FLORENCE Nightingale would have been proud to know that there are nurses who still go beyond the call of duty.

FLORENCE Nightingale would have been proud to know that there are nurses who still go beyond the call of duty.

Though Nightingale was not a qualified nurse, she created the profession and today millions of women and men follow in her footsteps.

Ntombikayise Mbokane of Secunda cares deeply about the people in her care. She said Nightingale is her role model. .

Mbokane has become a pillar of support for people living with HIV-Aids in her community in Embalenhle. She runs the Isiphephelo Home-Based Care Centre, which provides for and supports orphans and vulnerable children, as well as inpatients who are terminally ill.

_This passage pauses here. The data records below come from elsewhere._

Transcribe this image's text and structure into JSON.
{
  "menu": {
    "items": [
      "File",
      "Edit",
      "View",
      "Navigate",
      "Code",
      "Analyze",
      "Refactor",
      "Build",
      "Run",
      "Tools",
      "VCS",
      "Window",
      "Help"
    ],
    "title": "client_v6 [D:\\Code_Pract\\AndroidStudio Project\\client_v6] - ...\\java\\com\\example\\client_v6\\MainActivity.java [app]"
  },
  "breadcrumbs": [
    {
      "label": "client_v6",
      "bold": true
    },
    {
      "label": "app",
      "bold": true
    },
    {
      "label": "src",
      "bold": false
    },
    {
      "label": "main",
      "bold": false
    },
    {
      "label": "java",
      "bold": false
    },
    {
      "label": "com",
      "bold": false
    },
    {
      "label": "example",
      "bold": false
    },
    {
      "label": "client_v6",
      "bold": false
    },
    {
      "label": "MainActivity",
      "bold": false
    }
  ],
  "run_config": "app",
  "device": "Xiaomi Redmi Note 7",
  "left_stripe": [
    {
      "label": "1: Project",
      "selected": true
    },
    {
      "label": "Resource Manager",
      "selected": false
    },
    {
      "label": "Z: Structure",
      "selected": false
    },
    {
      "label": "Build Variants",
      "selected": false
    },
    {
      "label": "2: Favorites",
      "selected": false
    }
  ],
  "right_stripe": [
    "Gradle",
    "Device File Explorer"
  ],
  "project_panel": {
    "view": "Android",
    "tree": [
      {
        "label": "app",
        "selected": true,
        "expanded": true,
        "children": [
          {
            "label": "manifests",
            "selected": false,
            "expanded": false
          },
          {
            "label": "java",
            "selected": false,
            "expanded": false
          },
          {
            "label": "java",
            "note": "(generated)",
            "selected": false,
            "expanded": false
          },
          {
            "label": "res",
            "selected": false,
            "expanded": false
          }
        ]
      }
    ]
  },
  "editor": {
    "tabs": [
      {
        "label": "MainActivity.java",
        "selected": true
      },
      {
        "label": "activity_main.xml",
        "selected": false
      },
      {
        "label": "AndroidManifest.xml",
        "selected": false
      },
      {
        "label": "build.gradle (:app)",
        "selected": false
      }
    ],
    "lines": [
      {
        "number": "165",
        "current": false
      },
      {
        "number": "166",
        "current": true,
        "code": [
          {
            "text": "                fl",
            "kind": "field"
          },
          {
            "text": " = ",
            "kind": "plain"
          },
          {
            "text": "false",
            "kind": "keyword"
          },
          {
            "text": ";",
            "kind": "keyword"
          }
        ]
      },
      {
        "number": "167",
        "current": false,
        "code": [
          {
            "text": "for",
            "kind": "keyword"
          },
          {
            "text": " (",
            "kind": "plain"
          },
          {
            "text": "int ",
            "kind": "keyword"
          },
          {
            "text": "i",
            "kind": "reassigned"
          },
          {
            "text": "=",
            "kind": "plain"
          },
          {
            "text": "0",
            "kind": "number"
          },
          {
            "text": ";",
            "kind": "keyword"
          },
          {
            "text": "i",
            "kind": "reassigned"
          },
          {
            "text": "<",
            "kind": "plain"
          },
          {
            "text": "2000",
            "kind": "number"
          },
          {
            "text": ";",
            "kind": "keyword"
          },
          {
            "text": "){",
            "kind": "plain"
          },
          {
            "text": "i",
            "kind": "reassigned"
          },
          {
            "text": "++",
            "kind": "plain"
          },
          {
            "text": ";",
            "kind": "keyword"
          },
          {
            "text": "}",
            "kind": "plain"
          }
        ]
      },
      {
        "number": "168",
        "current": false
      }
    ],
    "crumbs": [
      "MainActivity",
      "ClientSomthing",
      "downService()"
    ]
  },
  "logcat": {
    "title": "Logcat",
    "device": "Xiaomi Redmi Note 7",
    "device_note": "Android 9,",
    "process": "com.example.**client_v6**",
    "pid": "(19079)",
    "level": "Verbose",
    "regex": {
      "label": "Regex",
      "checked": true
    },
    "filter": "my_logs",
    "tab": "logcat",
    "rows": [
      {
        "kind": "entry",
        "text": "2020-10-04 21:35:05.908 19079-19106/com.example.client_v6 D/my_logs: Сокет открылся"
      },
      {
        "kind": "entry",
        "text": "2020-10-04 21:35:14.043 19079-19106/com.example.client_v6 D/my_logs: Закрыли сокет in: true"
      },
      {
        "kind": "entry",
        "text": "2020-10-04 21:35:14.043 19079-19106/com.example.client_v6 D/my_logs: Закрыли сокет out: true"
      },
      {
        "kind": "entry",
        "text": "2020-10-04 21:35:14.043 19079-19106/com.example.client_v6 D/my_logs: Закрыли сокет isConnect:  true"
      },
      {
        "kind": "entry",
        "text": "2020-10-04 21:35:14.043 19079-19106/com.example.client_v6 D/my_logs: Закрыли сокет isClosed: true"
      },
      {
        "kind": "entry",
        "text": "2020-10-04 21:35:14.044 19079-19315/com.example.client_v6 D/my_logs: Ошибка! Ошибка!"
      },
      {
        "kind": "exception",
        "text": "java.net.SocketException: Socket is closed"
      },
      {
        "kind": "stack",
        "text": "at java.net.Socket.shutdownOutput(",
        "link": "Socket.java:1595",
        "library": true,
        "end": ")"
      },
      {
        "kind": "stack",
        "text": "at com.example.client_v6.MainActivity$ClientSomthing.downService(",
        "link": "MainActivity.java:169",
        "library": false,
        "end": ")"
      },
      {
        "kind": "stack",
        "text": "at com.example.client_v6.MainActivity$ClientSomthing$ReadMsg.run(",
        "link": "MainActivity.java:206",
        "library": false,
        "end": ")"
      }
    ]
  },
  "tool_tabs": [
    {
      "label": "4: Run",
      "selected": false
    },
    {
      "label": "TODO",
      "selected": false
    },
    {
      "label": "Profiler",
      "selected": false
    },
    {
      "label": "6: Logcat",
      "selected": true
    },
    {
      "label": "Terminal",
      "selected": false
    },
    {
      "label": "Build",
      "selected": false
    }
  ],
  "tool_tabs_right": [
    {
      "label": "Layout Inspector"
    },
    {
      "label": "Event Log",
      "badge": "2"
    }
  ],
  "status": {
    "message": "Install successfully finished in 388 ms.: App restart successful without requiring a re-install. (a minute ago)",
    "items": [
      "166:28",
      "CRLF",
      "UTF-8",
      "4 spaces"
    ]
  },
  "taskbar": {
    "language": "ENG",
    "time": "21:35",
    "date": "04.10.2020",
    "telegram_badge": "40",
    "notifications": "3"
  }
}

Mbokane founded the centre in 2001. She not only ensures that people living with HIV-Aids receive the necessary care and support but goes an extra mile by looking after their families as well.

The hospice cares for more than 100 orphans and 32 families affected by HIV-Aids. It also runs educational programmes where they provide life skills to vulnerable children and youths. It also has the capacity to care for 13 terminally-ill inpatients.

Mbokane is responsible for identifying orphans, vulnerable children and families in the community who need help. She sees it as a labour of love but admits it is a job she cannot do alone.

She relies on 20 volunteers, all local. They visit child-headed households and homes of the sickly every day to clean and cook for them.

"I'm no superwoman and I will never be," Mbokane said. "But I always aim to do my best. The Isiphephelo centre would not function without the help of my team. Sometimes I feel as if they do more work than I do."

Mbokane is a qualified auxillary nurse. She hopes to go back and study nursing.

"Nursing people is my calling. I am faced with difficult situations every day that might even force one to abandon a project like this.

"In 2008 my team and I had to live with a corpse for two days in the house because the government mortuary was closed for the long weekend.

"Were it not for the Good Samaritan who agreed to take the body to his private mortuary, I do not know what I would have done. This incident was supposed to discourage me but it did not," Mbokane said.

The centre is a nonprofit organisation. It receives a R10000 donation annually from Sasol. It also gets funding from the department of health and social development.

"As an NGO I have to knock on every door for funding. People living with HIV-Aids have to eat healthy food and live in a clean environment. In order to provide all these necessities I have to beg for donor support," she said.

"Convincing funders takes time and even if they are convinced it often takes a long time before you get the money."